“When Roy Neary (Richard Dreyfuss), a humble lineman for an Indiana electric company, investigates a power outage, he witnesses an unidentified flying object, a run-in that leaves him with what appears to be a severe sunburn. Nearby, 3-year-old Barry Guiler (Cary Guffey), follows some lights outside as his mother Jillian (Melinda Dillon) chases after him. Both Roy and Jillian, who soon meet, are fascinated by their experiences, but this feeling soon takes a turn. Having strayed from his duties as a result of his sighting, Roy first loses his job then seems to lose his mind as he becomes fixated on alien encounters while his family looks on in horror. Jillian’s life turns even more dramatic than Roy’s when the UFOs return and draw Barry to them as Jillian fights their efforts to avail, in a scene Spielberg stages like an otherworldly home invasion, with Barry’s unwitting delight only amplifying the horror. Something from beyond Earth has arrived, but its intentions remain vague, as does its respect for human life.”
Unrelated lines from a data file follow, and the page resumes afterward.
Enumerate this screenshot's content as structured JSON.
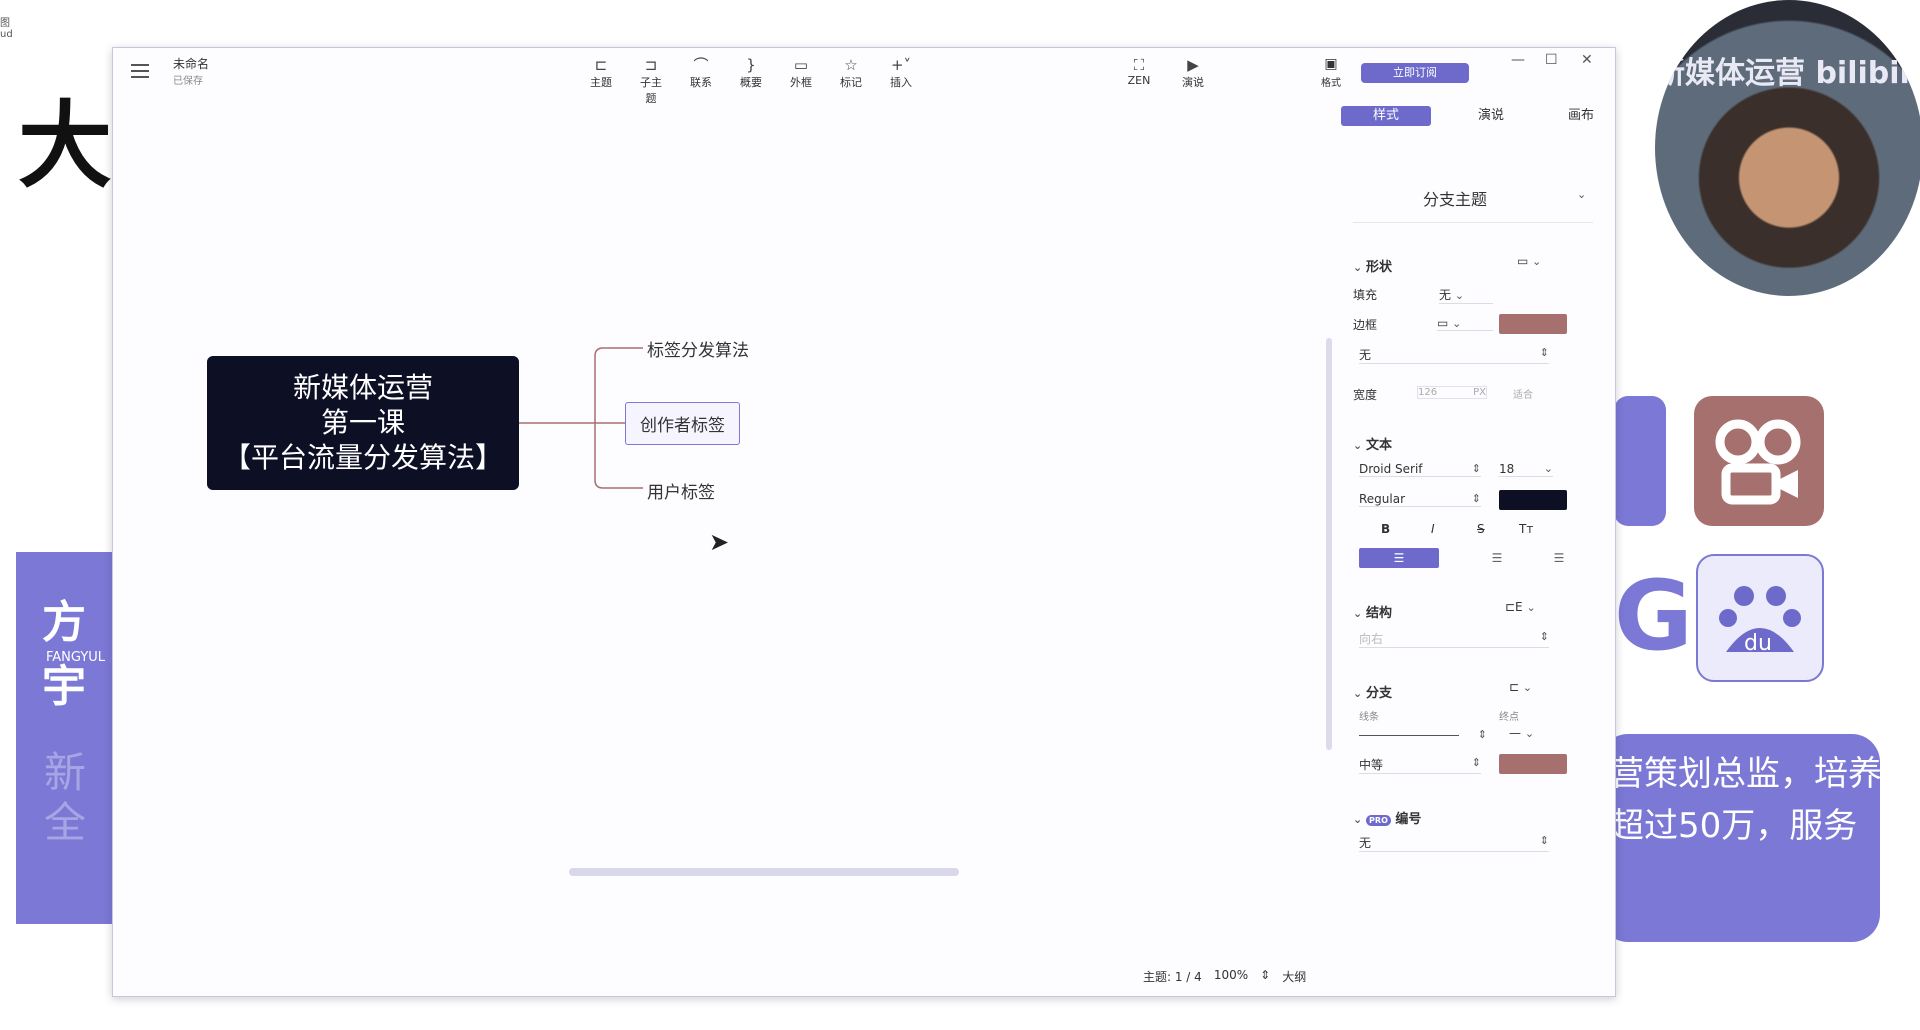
{
  "background": {
    "big_char": "大",
    "card_name": "方宇",
    "card_pinyin": "FANGYUL",
    "card_faded": [
      "新",
      "全"
    ],
    "right_lines": [
      "营策划总监，培养",
      "超过50万，服务"
    ],
    "cam_text": "新媒体运营 bilibili"
  },
  "window": {
    "doc_title": "未命名",
    "doc_sub": "已保存",
    "toolbar": [
      {
        "icon": "topic-icon",
        "glyph": "⊏",
        "label": "主题"
      },
      {
        "icon": "subtopic-icon",
        "glyph": "⊐",
        "label": "子主题"
      },
      {
        "icon": "relationship-icon",
        "glyph": "⌒",
        "label": "联系"
      },
      {
        "icon": "summary-icon",
        "glyph": "}",
        "label": "概要"
      },
      {
        "icon": "boundary-icon",
        "glyph": "▭",
        "label": "外框"
      },
      {
        "icon": "marker-icon",
        "glyph": "☆",
        "label": "标记"
      },
      {
        "icon": "insert-icon",
        "glyph": "+˅",
        "label": "插入"
      }
    ],
    "toolbar_right": [
      {
        "icon": "zen-icon",
        "glyph": "⛶",
        "label": "ZEN"
      },
      {
        "icon": "presentation-icon",
        "glyph": "▶",
        "label": "演说"
      }
    ],
    "panel_toggle_label": "格式",
    "subscribe_label": "立即订阅",
    "side_tabs": [
      "样式",
      "演说",
      "画布"
    ]
  },
  "mindmap": {
    "central": [
      "新媒体运营",
      "第一课",
      "【平台流量分发算法】"
    ],
    "subtopics": [
      "标签分发算法",
      "创作者标签",
      "用户标签"
    ]
  },
  "status": {
    "topic_count": "主题: 1 / 4",
    "zoom": "100%",
    "outline": "大纲"
  },
  "panel": {
    "style_title": "分支主题",
    "shape_label": "形状",
    "fill_label": "填充",
    "fill_value": "无",
    "border_label": "边框",
    "border_style": "无",
    "width_label": "宽度",
    "width_value": "126",
    "width_unit": "PX",
    "width_fit": "适合",
    "text_label": "文本",
    "font": "Droid Serif",
    "font_size": "18",
    "font_weight": "Regular",
    "text_styles": [
      "B",
      "I",
      "S",
      "Tт"
    ],
    "structure_label": "结构",
    "structure_value": "向右",
    "branch_label": "分支",
    "line_label": "线条",
    "endpoint_label": "终点",
    "line_width": "中等",
    "numbering_label": "编号",
    "numbering_value": "无",
    "pro_badge": "PRO",
    "colors": {
      "accent": "#6d6acb",
      "border_color": "#a6706e",
      "text_color": "#0d0f24",
      "branch_color": "#a6706e"
    }
  }
}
And at the end, we get the impression of open communication with the whole sign-language gag. But I wonder…how open is that communication really? Roy Neary was still taken. He was obviously still insane, giving no thought or hesitation of leaving behind his wife, two sons, and daughter. My impression is that these intelligent aliens are still rather indifferent about humanity. And indifference can be dangerous. I question the “friendliness” of the final encounter, the film to me reeks of its post-Watergate-pessimistic era of misguided trust. Sure, they are taking Roy Neary to some place that might be benevolent and beautiful, but how do we know, and to make matter worse, we’re never guaranteed his return. Will they bring him back as they did the countless others? (Did you see the billboard with all those names and pictures of people they believe had been abducted? Freaking insane number, right?) The final act is the answer to the entire mundane meets the spectacular and secretive undertone of the movie, we don’t know, we don’t know if Roy Neary will return, we don’t know what they’ll do with him, and we have absolutely no power to stop them from taking him. For all we know those seemingly kind disco-friendly aliens dissected him, leaving his amputated parts floating in murky glass jars as they cruse the solar systems jamming to KC and the Sunshine Band. And this begs the most horrifying question of all, as the credits roll and the spaceships float away, would we ourselves want to take a ride with these cosmic visitors? Could we stop them even if we didn’t?